scene straight out of Bizarro World, Apple, Inc.'s (AAPL) lawyers are crying
foul about Samsung Electronics Comp., Ltd. (SEO:005930) and recent Google Inc. (GOOG) acquisitions Motorola's allegedly
"anticompetitive" use of patents.
I. Apple Claims Android Phone makers are "Abusing" Patent System
Yes, this is the same Apple that has initiated a patent war  with these smartphone rivals. And
it's the same rival that has tried to remove competing
products from the market, rather than agree to negotiate a licensing
fee. And it's the same company that patented multi-touch gestures 26 years after they were invented at
a research university. And it's the same company that allegedly doctored
evidence in European courts  to support its lawsuits
Yet in Apple's rose-colored glasses it is Samsung and Motorola who are bullies.
Apparently Apple is irate about these companies' countersuits, which rely largely on
patents covering wireless communications.

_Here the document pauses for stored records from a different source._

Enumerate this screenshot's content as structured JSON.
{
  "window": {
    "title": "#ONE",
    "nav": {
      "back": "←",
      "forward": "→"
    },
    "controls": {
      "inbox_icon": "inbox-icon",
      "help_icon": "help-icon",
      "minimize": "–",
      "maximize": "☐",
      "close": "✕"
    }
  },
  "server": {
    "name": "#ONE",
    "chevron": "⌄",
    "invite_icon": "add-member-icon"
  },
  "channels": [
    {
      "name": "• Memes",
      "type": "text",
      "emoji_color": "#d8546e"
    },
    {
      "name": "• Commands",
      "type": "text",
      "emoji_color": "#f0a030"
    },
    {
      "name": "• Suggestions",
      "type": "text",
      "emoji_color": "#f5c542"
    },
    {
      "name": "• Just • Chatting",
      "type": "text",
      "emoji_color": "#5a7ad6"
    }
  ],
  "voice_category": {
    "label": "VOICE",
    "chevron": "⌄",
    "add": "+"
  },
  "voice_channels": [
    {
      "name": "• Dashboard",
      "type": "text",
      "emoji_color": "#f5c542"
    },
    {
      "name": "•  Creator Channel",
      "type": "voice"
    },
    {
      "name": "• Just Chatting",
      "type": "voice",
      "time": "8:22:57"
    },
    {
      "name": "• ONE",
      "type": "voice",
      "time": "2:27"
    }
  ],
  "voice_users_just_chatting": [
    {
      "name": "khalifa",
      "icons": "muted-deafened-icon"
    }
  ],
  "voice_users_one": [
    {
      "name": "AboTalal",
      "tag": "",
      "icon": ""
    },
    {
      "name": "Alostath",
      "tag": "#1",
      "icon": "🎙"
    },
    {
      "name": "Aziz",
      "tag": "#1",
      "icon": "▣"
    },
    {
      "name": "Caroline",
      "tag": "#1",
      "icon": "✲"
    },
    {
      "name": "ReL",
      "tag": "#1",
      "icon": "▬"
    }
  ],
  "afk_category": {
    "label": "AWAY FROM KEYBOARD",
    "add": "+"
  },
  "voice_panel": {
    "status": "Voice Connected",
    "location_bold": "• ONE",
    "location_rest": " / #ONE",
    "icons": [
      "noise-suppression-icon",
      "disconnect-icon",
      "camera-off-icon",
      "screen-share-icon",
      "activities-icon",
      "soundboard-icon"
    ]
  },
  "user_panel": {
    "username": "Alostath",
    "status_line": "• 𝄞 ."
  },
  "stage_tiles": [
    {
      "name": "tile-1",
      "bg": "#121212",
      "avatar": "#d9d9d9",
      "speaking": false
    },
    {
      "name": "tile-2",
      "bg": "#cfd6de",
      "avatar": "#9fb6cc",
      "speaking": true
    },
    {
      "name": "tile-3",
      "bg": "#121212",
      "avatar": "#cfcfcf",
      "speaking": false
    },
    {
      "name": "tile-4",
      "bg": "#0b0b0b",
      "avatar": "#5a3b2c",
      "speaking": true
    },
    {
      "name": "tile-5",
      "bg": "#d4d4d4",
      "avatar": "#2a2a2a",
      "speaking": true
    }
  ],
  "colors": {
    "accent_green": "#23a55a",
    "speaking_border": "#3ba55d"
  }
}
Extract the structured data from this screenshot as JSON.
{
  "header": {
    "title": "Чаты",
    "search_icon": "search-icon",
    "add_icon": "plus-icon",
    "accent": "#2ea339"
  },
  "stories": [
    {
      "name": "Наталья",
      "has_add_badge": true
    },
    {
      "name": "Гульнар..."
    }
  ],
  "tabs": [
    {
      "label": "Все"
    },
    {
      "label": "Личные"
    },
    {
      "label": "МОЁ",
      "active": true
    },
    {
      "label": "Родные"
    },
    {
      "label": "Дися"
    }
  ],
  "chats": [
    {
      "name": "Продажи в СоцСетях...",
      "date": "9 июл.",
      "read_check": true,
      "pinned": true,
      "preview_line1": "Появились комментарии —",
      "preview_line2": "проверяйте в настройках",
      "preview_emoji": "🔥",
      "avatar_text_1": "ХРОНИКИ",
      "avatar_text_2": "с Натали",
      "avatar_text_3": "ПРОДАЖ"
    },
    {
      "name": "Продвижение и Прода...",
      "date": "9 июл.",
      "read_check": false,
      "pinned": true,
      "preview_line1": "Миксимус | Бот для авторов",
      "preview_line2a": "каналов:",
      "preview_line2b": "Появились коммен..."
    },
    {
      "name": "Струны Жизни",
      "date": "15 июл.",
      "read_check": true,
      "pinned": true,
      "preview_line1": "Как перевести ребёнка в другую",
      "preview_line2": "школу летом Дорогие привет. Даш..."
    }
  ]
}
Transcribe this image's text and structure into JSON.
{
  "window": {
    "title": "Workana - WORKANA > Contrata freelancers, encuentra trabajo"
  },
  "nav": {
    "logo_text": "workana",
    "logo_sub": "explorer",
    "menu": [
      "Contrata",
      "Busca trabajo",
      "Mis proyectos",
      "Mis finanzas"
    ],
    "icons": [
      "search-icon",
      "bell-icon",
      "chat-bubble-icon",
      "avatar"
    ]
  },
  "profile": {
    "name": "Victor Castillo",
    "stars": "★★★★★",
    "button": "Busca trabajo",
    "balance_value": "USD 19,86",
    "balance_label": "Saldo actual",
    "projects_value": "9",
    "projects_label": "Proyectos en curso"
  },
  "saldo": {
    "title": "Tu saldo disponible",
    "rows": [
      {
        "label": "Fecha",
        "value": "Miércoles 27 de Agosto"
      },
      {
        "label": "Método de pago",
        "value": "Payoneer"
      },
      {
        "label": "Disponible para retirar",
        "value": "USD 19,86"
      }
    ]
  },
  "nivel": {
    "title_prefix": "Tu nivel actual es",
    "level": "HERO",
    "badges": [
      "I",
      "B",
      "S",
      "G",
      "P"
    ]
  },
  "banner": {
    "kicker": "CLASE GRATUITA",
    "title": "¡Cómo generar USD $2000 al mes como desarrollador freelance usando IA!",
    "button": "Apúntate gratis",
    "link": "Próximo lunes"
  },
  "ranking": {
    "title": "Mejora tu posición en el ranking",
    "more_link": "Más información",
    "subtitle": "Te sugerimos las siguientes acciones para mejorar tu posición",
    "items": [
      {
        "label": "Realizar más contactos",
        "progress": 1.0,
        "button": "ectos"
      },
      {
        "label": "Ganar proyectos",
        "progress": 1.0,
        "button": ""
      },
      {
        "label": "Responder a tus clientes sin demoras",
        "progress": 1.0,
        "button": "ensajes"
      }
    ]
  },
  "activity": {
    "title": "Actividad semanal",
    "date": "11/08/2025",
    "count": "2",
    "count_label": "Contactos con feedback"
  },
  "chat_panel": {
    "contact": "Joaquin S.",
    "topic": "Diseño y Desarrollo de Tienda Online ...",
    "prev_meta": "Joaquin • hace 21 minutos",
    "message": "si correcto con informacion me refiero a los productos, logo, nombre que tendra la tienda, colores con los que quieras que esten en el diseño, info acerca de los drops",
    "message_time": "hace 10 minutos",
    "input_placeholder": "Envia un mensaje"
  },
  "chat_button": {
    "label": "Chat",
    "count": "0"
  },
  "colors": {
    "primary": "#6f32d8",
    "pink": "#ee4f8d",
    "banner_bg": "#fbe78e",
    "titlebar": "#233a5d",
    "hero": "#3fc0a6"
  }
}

Many of these patents are governed by the "fair, reasonable and
non-discriminatory" (F/RAND) principle, as they were developed as part of
industry standards. Basically the premise is that R&D companies are
guaranteed to be paid, but generally have to license F/RAND patents to whoever
wants to use them.
But given Apple's legal belligerence, the carriers have made a special
exception when it comes to Apple. And Apple, struggling in court, is
growing increasingly frustrated.
The company's lawyers stated in a recent Motorola hearing, "By making
false commitments that led to the establishment of worldwide standards
incorporating its own patents and eliminating competing alternative
technologies. Motorola [Mobility] has become a gatekeeper, accruing the power
to harm or eliminate competition in the relevant markets if it so
Apple takes issue with the fact that Motorola in its countersuit declines to
differentiate the 7 F/RAND patents in its 18 patent collection. In a
previous case Finland's Nokia Oyj. (HEL:NOK1V)
used F/RAND patents, along with other patents, to win a cross-licensing settlement with Apple.
However, apparently in that case Nokia differentiated the F/RAND patents
in a special section of its court filings -- something Apple is supposedly okay
II. Apple Supporters Chime In
Apple has some allies in the F/RAND debate.
On Bloomberg TV the founder and CEO of a leading standards certifier M-CAM, Dr.
David Martin, joined the attack, calling Motorola's patents "crap"
and stating, "And the relatively
best ones MMI has -- which wasn't discussed on Bloomberg -- are subject to
And pro-Apple patent blogger Florian Mueller comments, "[T]here have been
completely off-base claims by some people that the 18 patents MMI is asserting
against Apple are so powerful that they can protect Android as a whole
(including other OEMs, such as Samsung, HTC and LG). [Google is] issuing
statements that blow the strategic value of MMI's patents completely out of
proportion. Googlorola won't help Samsung, as I explained before."
He quotes Apple's lawyers writing, "Samsung has unlawfully acquired
monopoly power in markets for the technologies purportedly covered by patents
which Samsung claims are essential to industry standards ('declared essential
patents') by deceiving standards-setting organizations ('SSOs')... having
obtained this ill-gotten monopoly power, Samsung has engaged in a relentless
campaign of illegal and abusive assertions of its declared-essential patents to
try to coerce Apple into tolerating Samsung's continuing imitation of [the
iPhone and the iPad]."
III. EDITORIAL: Our Take
Regardless of what Mr. Mueller says, it's hard to dispute that the
"rules" of F/RAND are largely community dictated and ambiguous.
This is clearly a highly specialized case in which one company is using
questionable claims (e.g. the ownership of all modern smart phone and tablet
designs) to try to dictate its will on the market and grant itself a monopoly.
Whether the victims still have to bow down and offer their
attacker F/RAND licensing is certainly debatable.
And Mr. Mueller's assertion that the IP won't help Motorola and Samsung's case
seems disingenuous. After all, if it were so inconsequential, why would
Apple be so upset about it in court?
This isn't the first time that Apple has accused competitors over something it
itself is doing. Apple chief executive and co-founder,
Steven P. Jobs has bragged about his mastery of stealing ideas from
others, stating [video], "Picasso had a
saying - 'Good artists copy, great artists steal.' And we have always
been shameless about stealing great ideas."
But faced with large touch-screen competitors to his iPhone and iPad, the CEO
and Apple's lawyers cried foul, accusing these rivals of "slavishly"
copying the company's intellectual property.